>>>>

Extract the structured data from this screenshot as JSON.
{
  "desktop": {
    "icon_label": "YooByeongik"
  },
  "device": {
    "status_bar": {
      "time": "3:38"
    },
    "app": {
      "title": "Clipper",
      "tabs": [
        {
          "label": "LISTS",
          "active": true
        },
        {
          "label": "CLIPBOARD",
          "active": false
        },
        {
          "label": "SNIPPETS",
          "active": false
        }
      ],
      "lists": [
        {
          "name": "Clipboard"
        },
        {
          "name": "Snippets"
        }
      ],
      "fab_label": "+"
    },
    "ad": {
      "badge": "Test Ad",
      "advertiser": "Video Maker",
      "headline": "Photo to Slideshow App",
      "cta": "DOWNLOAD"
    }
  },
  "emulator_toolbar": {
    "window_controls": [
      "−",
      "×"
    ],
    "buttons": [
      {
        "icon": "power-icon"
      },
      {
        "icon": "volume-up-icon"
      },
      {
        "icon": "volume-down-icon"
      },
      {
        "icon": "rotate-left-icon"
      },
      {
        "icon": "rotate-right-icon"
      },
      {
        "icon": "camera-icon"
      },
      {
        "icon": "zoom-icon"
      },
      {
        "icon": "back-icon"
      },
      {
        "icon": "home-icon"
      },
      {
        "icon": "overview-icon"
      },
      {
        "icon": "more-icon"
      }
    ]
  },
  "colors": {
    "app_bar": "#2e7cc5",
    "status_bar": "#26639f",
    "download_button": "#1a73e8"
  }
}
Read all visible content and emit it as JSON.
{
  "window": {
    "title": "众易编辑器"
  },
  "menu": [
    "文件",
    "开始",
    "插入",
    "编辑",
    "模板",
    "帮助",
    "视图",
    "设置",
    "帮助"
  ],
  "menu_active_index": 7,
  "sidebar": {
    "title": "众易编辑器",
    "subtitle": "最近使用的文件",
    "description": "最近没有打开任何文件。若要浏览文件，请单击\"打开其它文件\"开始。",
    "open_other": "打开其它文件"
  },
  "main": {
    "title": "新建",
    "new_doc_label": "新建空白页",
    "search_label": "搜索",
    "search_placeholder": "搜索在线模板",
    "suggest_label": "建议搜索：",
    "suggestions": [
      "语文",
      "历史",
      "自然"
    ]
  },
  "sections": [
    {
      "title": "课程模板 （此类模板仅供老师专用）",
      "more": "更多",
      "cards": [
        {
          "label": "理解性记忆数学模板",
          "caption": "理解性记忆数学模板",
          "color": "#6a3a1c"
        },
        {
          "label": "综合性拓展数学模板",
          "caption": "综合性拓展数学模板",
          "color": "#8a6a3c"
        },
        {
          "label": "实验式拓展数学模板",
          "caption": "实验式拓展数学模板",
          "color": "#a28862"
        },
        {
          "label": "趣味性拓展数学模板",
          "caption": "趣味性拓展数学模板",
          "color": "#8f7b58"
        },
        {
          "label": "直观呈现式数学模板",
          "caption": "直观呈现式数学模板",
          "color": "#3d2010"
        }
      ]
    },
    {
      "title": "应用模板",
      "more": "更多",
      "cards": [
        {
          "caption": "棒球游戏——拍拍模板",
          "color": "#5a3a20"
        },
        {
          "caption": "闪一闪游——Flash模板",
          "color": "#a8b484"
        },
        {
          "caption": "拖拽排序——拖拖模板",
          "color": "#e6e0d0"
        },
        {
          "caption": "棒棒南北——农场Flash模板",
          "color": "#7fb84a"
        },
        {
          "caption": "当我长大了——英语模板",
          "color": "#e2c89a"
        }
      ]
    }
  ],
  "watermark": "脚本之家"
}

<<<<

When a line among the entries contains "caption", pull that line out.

          "caption": "理解性记忆数学模板",
          "caption": "综合性拓展数学模板",
          "caption": "实验式拓展数学模板",
          "caption": "趣味性拓展数学模板",
          "caption": "直观呈现式数学模板",
          "caption": "棒球游戏——拍拍模板",
          "caption": "闪一闪游——Flash模板",
          "caption": "拖拽排序——拖拖模板",
          "caption": "棒棒南北——农场Flash模板",
          "caption": "当我长大了——英语模板",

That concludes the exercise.